The house embraced sustainability 40 years ahead of the times. Despite its lack of air conditioning, it was reportedly cool in the summer. The windows provide an abundance of natural light and ventilation, deep roof overhangs shade the windows from the hot summer, and cork flooring is a sustainable building material.

The architect, James Fitzgibbon (1915-1985), moved to Raleigh with other members of the first faculty of the NC State University School of Design, hand-picked by the founding dean, Henry Kamphoefner. Fitzgibbon enjoyed a long partnership with R. Buckminster Fuller and his work was once featured in the Museum of Modern Art in New York, placed between that of Frank Lloyd Wright and Louis Kahn.

For more information on the Paschal House, go to www.trianglemodernisthouses.com/fitzgibbon.htm and see Preservation NC’s listing at www.presnc.org (click on “Buy Property” then “Historic Properties for sale”).

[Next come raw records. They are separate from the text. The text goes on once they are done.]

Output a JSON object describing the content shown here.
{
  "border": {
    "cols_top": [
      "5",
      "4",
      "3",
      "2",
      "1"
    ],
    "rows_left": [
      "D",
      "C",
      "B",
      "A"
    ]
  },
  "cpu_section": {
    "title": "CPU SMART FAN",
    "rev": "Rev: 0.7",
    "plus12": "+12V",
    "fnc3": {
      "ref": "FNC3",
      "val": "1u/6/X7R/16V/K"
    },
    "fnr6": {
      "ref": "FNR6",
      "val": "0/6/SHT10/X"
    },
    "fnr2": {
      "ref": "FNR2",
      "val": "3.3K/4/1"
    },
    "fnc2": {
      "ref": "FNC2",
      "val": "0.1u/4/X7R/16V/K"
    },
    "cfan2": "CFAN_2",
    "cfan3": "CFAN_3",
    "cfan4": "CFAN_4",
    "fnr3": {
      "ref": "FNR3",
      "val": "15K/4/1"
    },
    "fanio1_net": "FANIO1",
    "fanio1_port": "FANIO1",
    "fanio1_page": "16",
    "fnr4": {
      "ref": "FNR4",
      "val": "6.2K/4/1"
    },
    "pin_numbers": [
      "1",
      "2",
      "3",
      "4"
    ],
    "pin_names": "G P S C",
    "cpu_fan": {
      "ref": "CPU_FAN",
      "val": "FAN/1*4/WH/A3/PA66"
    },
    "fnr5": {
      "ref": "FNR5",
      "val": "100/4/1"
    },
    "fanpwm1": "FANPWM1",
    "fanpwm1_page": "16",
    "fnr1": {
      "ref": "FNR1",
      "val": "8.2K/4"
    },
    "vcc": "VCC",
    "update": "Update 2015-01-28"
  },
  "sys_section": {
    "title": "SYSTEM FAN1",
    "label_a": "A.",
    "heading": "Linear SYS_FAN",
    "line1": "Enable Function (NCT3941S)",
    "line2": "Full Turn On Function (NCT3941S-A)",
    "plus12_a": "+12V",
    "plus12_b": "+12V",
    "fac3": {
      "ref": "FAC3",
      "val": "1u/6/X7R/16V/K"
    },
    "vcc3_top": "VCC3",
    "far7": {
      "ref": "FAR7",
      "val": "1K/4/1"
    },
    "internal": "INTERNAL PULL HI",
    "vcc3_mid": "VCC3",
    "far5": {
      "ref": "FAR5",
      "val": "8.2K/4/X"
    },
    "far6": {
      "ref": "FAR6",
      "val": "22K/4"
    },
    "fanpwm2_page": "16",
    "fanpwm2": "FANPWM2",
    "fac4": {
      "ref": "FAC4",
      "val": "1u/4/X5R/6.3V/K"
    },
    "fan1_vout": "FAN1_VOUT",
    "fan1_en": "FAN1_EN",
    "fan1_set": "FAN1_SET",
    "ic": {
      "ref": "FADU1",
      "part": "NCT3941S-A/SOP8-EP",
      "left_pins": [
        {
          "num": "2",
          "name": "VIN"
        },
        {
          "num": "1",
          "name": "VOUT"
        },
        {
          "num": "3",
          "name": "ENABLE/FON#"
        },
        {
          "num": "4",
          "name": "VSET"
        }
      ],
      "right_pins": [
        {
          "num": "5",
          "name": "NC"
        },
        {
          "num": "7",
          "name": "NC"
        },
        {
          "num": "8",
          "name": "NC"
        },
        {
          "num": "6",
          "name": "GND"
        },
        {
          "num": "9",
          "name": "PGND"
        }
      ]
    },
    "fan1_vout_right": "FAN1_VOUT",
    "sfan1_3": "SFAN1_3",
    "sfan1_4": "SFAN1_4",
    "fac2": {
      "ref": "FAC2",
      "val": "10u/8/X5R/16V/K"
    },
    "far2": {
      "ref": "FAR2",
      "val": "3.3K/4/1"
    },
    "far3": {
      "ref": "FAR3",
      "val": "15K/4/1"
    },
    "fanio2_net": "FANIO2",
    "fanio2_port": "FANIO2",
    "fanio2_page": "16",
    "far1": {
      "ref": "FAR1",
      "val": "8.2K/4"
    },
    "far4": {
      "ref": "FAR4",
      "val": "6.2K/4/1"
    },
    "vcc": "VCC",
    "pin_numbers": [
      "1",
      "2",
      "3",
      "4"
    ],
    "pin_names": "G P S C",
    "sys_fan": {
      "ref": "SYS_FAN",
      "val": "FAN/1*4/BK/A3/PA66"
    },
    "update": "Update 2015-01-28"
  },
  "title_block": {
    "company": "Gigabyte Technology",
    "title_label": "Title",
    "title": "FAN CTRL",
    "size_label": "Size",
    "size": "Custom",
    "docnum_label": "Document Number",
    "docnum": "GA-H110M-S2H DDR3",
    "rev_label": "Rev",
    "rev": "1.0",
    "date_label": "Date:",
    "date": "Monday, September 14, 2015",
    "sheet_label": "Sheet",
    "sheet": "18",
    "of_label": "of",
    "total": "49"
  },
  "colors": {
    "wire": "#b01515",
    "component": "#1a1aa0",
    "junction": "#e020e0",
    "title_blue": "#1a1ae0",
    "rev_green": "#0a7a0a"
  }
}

NEWS & OBSERVER: “Modernist houses win awards”

August 4, 2012

Tops in modernist home design

First prize: the Banbury House, designed by John Reese of Weinstein Freidlein Architects. Photo by Mark Herboth.

Three Raleigh homes were among winners last week of the inaugural George Matsumoto Prize, recognizing excellence in modernist residential design.

A jury of professional architects chaired by Frank Harmon of Raleigh awarded first prize to the Banbury House, designed by John Reese of Weinstein Freidlein Architects and built in Raleigh by Alphin Design Build. The owners sought a minimalist, private home that integrated modest interior spaces with an open-air exterior, including private courtyard, lap pool and cabana/carport. Second place went to a home at 1804 Pictou Road in Raleigh, designed and built by Mike Rantilla; and third place to GREENville House designed by Vinny Petrarca and built in Greenville by Tonic Construction. READ MORE and to see the Gallery of images…